According to Kaufman, R., & Wandberg (2012), community partners such as health professionals, probation officers, vocational rehabilitation counselors, employers, and human or social service personnel can be of help to teachers, and students in and out of the classroom. Although there are a few mentioned here, there are quite a bit more that are willing and interested in partnering with schools to aid in the education of all students.


Regardless of grade level, schools often hold variations career day, which exposes students to various options regarding their future. Sometimes it is within the confines of one classroom where the parents of the students share their careers with the students or outside agencies come to be available to the student body during a career fair. Because of increasing needs of job placements for special needs students, career fairs have evolved to focus on this population. Transition Day or Transition fairs are growing in popularity. At these fairs, the primary focus is students with disabilities and how they can be incorporated into the workforce at their ability level. According to Gilson (2012), among surveyed respondents attending one such fair, 95.5% agreed or strongly agreed that the fair was a good use of their time and 44.4% shared that the fair subsequently led to a school–agency–family connection. These fairs give parents and students with disabilities information and options that they may not have been aware of previously.

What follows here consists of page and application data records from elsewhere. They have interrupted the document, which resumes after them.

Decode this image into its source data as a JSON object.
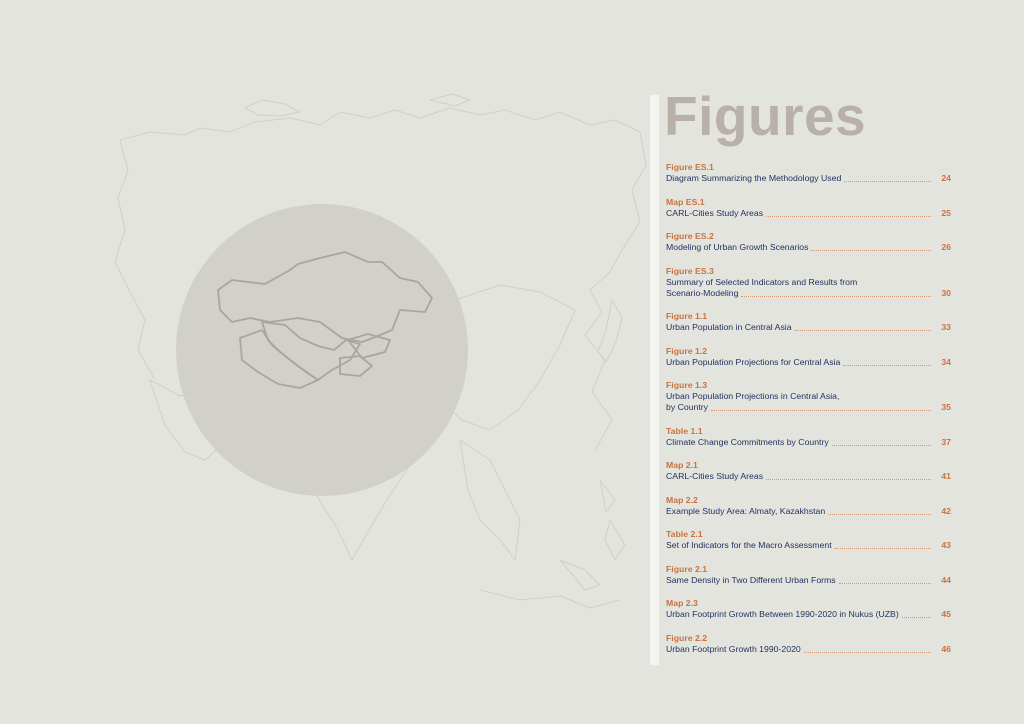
{
  "heading": "Figures",
  "colors": {
    "background": "#e4e4df",
    "label": "#c8733f",
    "title_text": "#1f2f5c",
    "heading": "#b9b0aa"
  },
  "entries": [
    {
      "label": "Figure ES.1",
      "lines": [
        "Diagram Summarizing the Methodology Used"
      ],
      "page": "24"
    },
    {
      "label": "Map ES.1",
      "lines": [
        "CARL-Cities Study Areas"
      ],
      "page": "25"
    },
    {
      "label": "Figure ES.2",
      "lines": [
        "Modeling of Urban Growth Scenarios"
      ],
      "page": "26"
    },
    {
      "label": "Figure ES.3",
      "lines": [
        "Summary of Selected Indicators and Results from",
        "Scenario-Modeling"
      ],
      "page": "30"
    },
    {
      "label": "Figure 1.1",
      "lines": [
        "Urban Population in Central Asia"
      ],
      "page": "33"
    },
    {
      "label": "Figure 1.2",
      "lines": [
        "Urban Population Projections for Central Asia"
      ],
      "page": "34"
    },
    {
      "label": "Figure 1.3",
      "lines": [
        "Urban Population Projections in Central Asia,",
        "by Country"
      ],
      "page": "35"
    },
    {
      "label": "Table 1.1",
      "lines": [
        "Climate Change Commitments by Country"
      ],
      "page": "37"
    },
    {
      "label": "Map 2.1",
      "lines": [
        "CARL-Cities Study Areas"
      ],
      "page": "41"
    },
    {
      "label": "Map 2.2",
      "lines": [
        "Example Study Area: Almaty, Kazakhstan"
      ],
      "page": "42"
    },
    {
      "label": "Table 2.1",
      "lines": [
        "Set of Indicators for the Macro Assessment"
      ],
      "page": "43"
    },
    {
      "label": "Figure 2.1",
      "lines": [
        "Same Density in Two Different Urban Forms"
      ],
      "page": "44"
    },
    {
      "label": "Map 2.3",
      "lines": [
        "Urban Footprint Growth Between 1990-2020 in Nukus (UZB)"
      ],
      "page": "45"
    },
    {
      "label": "Figure 2.2",
      "lines": [
        "Urban Footprint Growth 1990-2020"
      ],
      "page": "46"
    }
  ]
}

Refference

http://education.ufl.edu/spense/files/2013/05/parasFinal.pdf

Powerful practices, Chapter 9 For High-Performing Special Educators


https://www.understood.org/en/school-learning/special-services/ieps/playing-a-role-in-the-iep-process


http://www.education.com/reference/article/role-parents-students-transition-planning/?page=2


https://books.google.com/books?hl=es&lr=&id=0DehyQmfUUIC&oi=fnd&pg=PA36&dq=special+education+collaborating+nonprofessional+staff&ots=zn2IO9-yye&sig=eHTPA57389FeomEl1ppND970vOM#v=onepage&q&f=false

Kaufman, R., & Wandberg, R. (2012). Powerful practices for high-performing special educators . Thousand Oaks, California: Sage Publications.


http://www.ncset.org/publications/issue/ncsetissuebrief_2.1.pdf



Assumptions in transition planning: Are they culturally sensitive?. (2003/2004, Fall/Winter). Impact, 16(3), 28-29. Retrieved from https://ici.umn.edu/products/impact/163/163.pdf


Gilson, J. (2012, September). Transition fair helps special education students, families,

and staff. National Association of School Psychologist, 41(1), 10.

Kaufman, R., & Wandberg, R. (2012). Powerful practices for high-performing special

educators . Thousand Oaks, California: Sage Publications.